“No matter who we are or where we come from, we all believe that kids grow up with a roof over their heads and food on the table. We live in the richest country in the world and that is where Senator Booker is right, it is a policy choice. With 9 million living in poverty, it is a choice we can’t make anymore. Fortunately, we have a tried and tested solution in the Child Tax Credit and we need to get it expanded.
The key is that four out of five voters agree we should have no more tax breaks for wealthy corporations unless there is support for support and working-class families. So this year republicans have corporate tax breaks that they want to pass. Democrats have said that their top priority is to expand the child tax credit and I think those are the ingredients for a bipartisan deal that we could see happen before the end of this year in Congress.
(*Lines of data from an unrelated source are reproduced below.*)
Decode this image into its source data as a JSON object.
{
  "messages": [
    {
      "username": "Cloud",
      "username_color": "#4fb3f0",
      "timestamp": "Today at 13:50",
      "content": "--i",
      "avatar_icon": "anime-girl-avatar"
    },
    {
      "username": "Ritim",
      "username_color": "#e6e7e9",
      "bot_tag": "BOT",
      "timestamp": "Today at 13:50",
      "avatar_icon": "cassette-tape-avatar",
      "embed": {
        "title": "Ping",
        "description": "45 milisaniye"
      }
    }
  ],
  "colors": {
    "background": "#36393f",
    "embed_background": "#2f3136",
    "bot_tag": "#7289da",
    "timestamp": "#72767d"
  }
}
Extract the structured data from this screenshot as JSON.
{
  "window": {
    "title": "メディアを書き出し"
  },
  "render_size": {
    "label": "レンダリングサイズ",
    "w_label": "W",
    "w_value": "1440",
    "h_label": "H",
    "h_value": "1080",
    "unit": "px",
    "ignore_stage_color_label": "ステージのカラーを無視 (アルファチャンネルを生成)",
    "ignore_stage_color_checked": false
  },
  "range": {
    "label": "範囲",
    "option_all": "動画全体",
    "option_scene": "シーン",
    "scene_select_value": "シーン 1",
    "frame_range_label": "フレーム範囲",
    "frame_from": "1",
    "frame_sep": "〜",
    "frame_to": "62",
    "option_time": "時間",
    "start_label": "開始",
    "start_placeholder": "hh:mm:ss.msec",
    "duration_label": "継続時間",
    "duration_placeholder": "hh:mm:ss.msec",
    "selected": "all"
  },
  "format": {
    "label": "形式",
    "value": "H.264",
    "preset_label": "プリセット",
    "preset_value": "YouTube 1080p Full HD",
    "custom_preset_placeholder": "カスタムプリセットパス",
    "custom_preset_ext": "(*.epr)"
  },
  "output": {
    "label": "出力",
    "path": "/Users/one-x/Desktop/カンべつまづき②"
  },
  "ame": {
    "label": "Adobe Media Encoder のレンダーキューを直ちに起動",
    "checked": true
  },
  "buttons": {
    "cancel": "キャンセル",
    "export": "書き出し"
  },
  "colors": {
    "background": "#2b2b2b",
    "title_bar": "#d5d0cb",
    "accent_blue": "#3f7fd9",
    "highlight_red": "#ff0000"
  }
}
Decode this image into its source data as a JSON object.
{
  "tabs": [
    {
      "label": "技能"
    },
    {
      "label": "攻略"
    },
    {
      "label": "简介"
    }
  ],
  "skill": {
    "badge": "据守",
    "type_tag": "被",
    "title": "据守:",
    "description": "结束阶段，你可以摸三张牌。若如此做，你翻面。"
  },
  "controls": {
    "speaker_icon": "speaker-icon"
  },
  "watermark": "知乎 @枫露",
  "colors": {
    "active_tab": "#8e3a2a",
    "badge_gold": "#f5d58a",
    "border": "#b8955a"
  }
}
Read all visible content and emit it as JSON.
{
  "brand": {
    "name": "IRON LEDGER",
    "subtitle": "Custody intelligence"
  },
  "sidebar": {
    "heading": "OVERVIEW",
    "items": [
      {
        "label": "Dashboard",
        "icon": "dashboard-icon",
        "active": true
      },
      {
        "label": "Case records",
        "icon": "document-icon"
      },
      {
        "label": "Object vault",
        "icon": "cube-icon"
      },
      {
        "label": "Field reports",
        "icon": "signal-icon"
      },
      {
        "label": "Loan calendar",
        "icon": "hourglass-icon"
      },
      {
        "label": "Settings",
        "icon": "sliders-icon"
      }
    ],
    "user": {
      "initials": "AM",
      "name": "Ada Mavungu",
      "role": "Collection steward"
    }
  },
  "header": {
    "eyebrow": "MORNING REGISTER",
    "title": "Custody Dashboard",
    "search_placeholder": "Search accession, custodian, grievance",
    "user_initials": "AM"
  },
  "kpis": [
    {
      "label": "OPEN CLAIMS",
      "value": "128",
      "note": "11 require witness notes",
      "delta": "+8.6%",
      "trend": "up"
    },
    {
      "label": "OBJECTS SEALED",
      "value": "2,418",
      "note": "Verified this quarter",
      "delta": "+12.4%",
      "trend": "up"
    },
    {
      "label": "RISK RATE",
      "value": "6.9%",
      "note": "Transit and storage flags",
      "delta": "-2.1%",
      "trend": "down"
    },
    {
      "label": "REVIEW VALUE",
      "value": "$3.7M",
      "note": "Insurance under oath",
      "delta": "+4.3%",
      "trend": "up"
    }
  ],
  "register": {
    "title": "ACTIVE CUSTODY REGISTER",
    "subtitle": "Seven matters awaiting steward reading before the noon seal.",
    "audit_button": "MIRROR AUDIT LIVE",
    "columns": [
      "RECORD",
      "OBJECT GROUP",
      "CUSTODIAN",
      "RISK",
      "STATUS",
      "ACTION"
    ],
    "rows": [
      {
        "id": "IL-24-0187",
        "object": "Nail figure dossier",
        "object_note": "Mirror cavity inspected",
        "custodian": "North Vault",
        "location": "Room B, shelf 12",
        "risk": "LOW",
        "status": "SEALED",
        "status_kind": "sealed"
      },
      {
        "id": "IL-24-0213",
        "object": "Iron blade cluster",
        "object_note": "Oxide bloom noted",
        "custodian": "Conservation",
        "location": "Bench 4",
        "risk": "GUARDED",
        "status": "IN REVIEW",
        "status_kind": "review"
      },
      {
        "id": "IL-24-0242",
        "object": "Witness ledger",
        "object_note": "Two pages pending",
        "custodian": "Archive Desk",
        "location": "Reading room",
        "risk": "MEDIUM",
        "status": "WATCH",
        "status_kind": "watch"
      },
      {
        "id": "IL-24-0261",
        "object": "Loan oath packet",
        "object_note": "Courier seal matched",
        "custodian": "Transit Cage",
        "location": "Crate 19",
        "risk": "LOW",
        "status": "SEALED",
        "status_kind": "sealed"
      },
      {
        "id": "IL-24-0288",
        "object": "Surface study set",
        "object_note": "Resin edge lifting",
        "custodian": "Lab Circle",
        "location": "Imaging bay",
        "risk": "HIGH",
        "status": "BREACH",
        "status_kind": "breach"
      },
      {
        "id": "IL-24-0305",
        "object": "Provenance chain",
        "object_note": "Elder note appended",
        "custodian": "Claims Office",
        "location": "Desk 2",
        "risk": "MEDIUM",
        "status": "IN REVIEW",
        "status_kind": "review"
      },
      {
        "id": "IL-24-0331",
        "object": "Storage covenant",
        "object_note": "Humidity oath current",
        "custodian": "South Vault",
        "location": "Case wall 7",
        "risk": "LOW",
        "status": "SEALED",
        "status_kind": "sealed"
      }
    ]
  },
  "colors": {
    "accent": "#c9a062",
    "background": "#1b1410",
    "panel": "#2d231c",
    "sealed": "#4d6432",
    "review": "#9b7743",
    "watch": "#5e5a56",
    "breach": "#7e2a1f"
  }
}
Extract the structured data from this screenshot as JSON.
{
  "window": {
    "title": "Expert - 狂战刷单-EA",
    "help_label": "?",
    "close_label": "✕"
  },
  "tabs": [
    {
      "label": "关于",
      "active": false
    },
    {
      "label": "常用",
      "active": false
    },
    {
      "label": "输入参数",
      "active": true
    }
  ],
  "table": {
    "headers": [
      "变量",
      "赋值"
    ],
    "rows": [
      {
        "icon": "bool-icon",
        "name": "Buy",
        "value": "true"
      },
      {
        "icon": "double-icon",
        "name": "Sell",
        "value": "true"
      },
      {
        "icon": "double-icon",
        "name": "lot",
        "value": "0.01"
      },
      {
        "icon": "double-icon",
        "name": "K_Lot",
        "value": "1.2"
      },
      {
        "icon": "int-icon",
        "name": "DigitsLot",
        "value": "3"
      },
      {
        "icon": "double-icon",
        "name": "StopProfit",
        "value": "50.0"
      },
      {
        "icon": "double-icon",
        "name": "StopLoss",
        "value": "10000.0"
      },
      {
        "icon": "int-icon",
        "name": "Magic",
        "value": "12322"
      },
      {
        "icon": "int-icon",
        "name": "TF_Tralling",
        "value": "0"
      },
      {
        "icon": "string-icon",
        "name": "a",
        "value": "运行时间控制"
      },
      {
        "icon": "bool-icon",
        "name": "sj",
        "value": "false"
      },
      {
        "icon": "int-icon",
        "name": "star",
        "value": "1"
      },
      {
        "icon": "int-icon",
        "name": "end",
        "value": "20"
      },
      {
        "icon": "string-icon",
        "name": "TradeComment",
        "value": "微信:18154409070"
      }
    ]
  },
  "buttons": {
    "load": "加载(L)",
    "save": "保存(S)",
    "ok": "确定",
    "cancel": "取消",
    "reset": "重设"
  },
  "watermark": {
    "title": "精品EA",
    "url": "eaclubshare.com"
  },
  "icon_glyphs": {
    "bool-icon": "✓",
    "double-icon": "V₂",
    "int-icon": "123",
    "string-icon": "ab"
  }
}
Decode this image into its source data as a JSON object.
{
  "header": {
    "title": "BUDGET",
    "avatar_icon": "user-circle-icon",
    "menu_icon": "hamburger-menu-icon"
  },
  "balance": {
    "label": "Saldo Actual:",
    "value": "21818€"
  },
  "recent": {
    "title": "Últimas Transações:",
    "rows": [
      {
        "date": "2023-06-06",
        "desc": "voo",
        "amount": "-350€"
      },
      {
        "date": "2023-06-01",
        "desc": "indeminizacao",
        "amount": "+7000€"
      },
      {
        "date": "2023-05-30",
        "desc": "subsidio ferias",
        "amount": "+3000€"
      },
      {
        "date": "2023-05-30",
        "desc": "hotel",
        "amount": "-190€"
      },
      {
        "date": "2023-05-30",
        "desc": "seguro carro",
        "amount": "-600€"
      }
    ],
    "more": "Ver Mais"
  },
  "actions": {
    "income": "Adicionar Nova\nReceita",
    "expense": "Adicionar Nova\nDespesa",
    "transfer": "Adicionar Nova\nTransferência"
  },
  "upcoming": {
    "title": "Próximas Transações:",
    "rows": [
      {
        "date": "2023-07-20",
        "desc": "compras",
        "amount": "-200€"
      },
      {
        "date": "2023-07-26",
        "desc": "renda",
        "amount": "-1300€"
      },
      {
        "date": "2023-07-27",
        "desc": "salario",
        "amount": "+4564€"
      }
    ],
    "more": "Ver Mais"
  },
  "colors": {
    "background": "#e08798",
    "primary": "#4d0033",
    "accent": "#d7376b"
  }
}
We can’t afford to have 9 million people growing up in poverty. Every dollar that we spend on lifting kids out of poverty pays off over the course of their lifetimes through improved educational outcomes and health outcomes. It pays itself back eight to ten times. So this is a smart investment and, of course, it is the right thing to do to make sure kids are growing up in families that can keep their heads above water.
Last year we saw millions more kids, with the tax credit checks going out, with food, shelter, and clothing. And this year we see a historic one-year jump in the number of kids up to 9 million who are struggling. But I think it is really clear for voters, that 70% of voters support expanding the child tax credit and that includes Black and Latino voters who tend to lean toward Democrats and it includes white working-class voters who tend to lean toward Republicans. So this is something that most Americans agree is a priority and that’s why we are seeing the big wave of momentum in the states to expand child tax credits.
We’re seeing momentum in the states. Expanding child tax credits this year, the number of states has doubled in the past two years. But we can’t let it be a patchwork. Growing up in poverty shouldn’t depend on what zip code you grow up in. so we need the federal government to do its part as well.”